• [TRY IT]:
Among the entries that follow, find every line with the word "wxss" and list it.

** GIVEN RECORDS follows **

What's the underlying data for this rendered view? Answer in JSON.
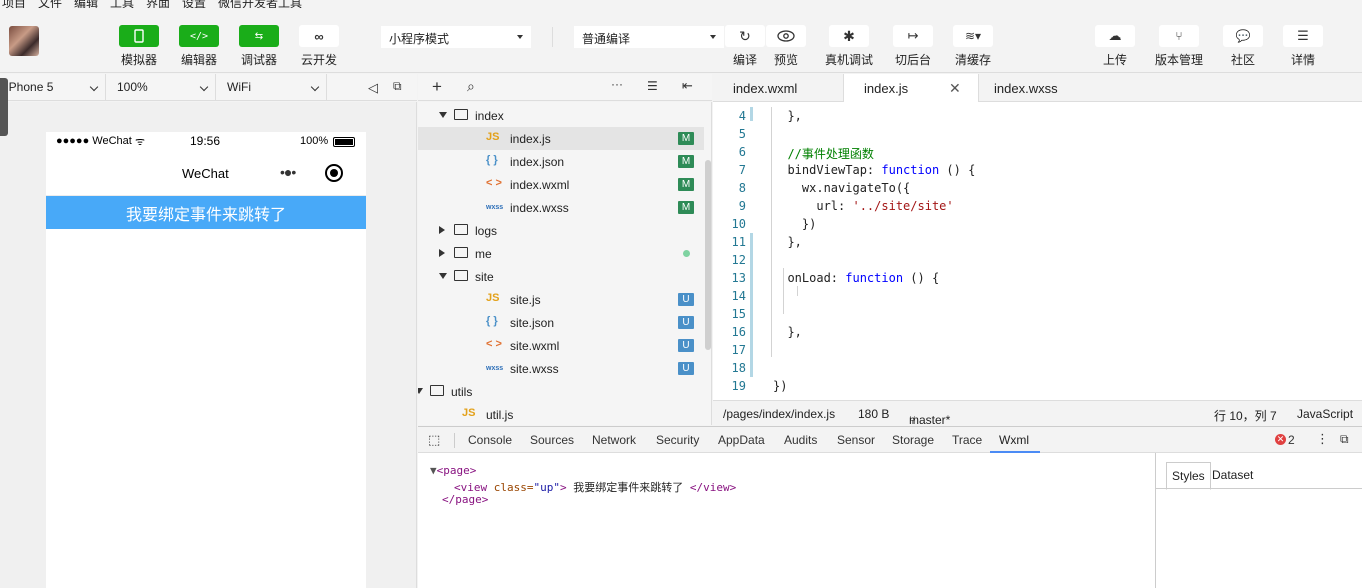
{
  "menubar": [
    "项目",
    "文件",
    "编辑",
    "工具",
    "界面",
    "设置",
    "微信开发者工具"
  ],
  "toolbar": {
    "left_buttons": [
      {
        "label": "模拟器",
        "icon": "phone-icon"
      },
      {
        "label": "编辑器",
        "icon": "code-icon"
      },
      {
        "label": "调试器",
        "icon": "debug-toggle-icon"
      },
      {
        "label": "云开发",
        "icon": "cloud-link-icon"
      }
    ],
    "mode_select": "小程序模式",
    "compile_select": "普通编译",
    "mid_buttons": [
      {
        "label": "编译",
        "icon": "refresh-icon"
      },
      {
        "label": "预览",
        "icon": "eye-icon"
      },
      {
        "label": "真机调试",
        "icon": "bug-icon"
      },
      {
        "label": "切后台",
        "icon": "switch-background-icon"
      },
      {
        "label": "清缓存",
        "icon": "layers-icon"
      }
    ],
    "right_buttons": [
      {
        "label": "上传",
        "icon": "upload-cloud-icon"
      },
      {
        "label": "版本管理",
        "icon": "branch-icon"
      },
      {
        "label": "社区",
        "icon": "chat-icon"
      },
      {
        "label": "详情",
        "icon": "menu-icon"
      }
    ]
  },
  "simulator": {
    "device": "iPhone 5",
    "zoom": "100%",
    "network": "WiFi",
    "status": {
      "carrier": "●●●●● WeChat",
      "time": "19:56",
      "battery": "100%"
    },
    "nav_title": "WeChat",
    "jump_text": "我要绑定事件来跳转了"
  },
  "tree": {
    "rows": [
      {
        "name": "index",
        "type": "folder",
        "open": true,
        "depth": 0,
        "badge": ""
      },
      {
        "name": "index.js",
        "type": "js",
        "depth": 1,
        "badge": "M",
        "selected": true
      },
      {
        "name": "index.json",
        "type": "json",
        "depth": 1,
        "badge": "M"
      },
      {
        "name": "index.wxml",
        "type": "wxml",
        "depth": 1,
        "badge": "M"
      },
      {
        "name": "index.wxss",
        "type": "wxss",
        "depth": 1,
        "badge": "M"
      },
      {
        "name": "logs",
        "type": "folder",
        "open": false,
        "depth": 0,
        "badge": ""
      },
      {
        "name": "me",
        "type": "folder",
        "open": false,
        "depth": 0,
        "badge": "dot"
      },
      {
        "name": "site",
        "type": "folder",
        "open": true,
        "depth": 0,
        "badge": ""
      },
      {
        "name": "site.js",
        "type": "js",
        "depth": 1,
        "badge": "U"
      },
      {
        "name": "site.json",
        "type": "json",
        "depth": 1,
        "badge": "U"
      },
      {
        "name": "site.wxml",
        "type": "wxml",
        "depth": 1,
        "badge": "U"
      },
      {
        "name": "site.wxss",
        "type": "wxss",
        "depth": 1,
        "badge": "U"
      },
      {
        "name": "utils",
        "type": "folder",
        "open": true,
        "depth": -1,
        "badge": ""
      },
      {
        "name": "util.js",
        "type": "js",
        "depth": 0,
        "badge": ""
      }
    ]
  },
  "editor": {
    "tabs": [
      "index.wxml",
      "index.js",
      "index.wxss"
    ],
    "active_tab": "index.js",
    "lines": [
      {
        "n": "4",
        "code": "  },"
      },
      {
        "n": "5",
        "code": ""
      },
      {
        "n": "6",
        "code": "  //事件处理函数"
      },
      {
        "n": "7",
        "code": "  bindViewTap: function () {"
      },
      {
        "n": "8",
        "code": "    wx.navigateTo({"
      },
      {
        "n": "9",
        "code": "      url: '../site/site'"
      },
      {
        "n": "10",
        "code": "    })"
      },
      {
        "n": "11",
        "code": "  },"
      },
      {
        "n": "12",
        "code": ""
      },
      {
        "n": "13",
        "code": "  onLoad: function () {"
      },
      {
        "n": "14",
        "code": ""
      },
      {
        "n": "15",
        "code": ""
      },
      {
        "n": "16",
        "code": "  },"
      },
      {
        "n": "17",
        "code": ""
      },
      {
        "n": "18",
        "code": ""
      },
      {
        "n": "19",
        "code": "})"
      }
    ],
    "status": {
      "path": "/pages/index/index.js",
      "size": "180 B",
      "branch": "master*",
      "position": "行 10，列 7",
      "language": "JavaScript"
    }
  },
  "devtools": {
    "tabs": [
      "Console",
      "Sources",
      "Network",
      "Security",
      "AppData",
      "Audits",
      "Sensor",
      "Storage",
      "Trace",
      "Wxml"
    ],
    "active_tab": "Wxml",
    "error_count": "2",
    "dom": {
      "page_open": "<page>",
      "view_text": "我要绑定事件来跳转了",
      "view_class": "up",
      "page_close": "</page>"
    },
    "side_tabs": [
      "Styles",
      "Dataset"
    ]
  }
}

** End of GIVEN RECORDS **

• [RESULT OF THE TASK]:
        "name": "index.wxss",
        "type": "wxss",
        "name": "site.wxss",
        "type": "wxss",
      "index.wxss"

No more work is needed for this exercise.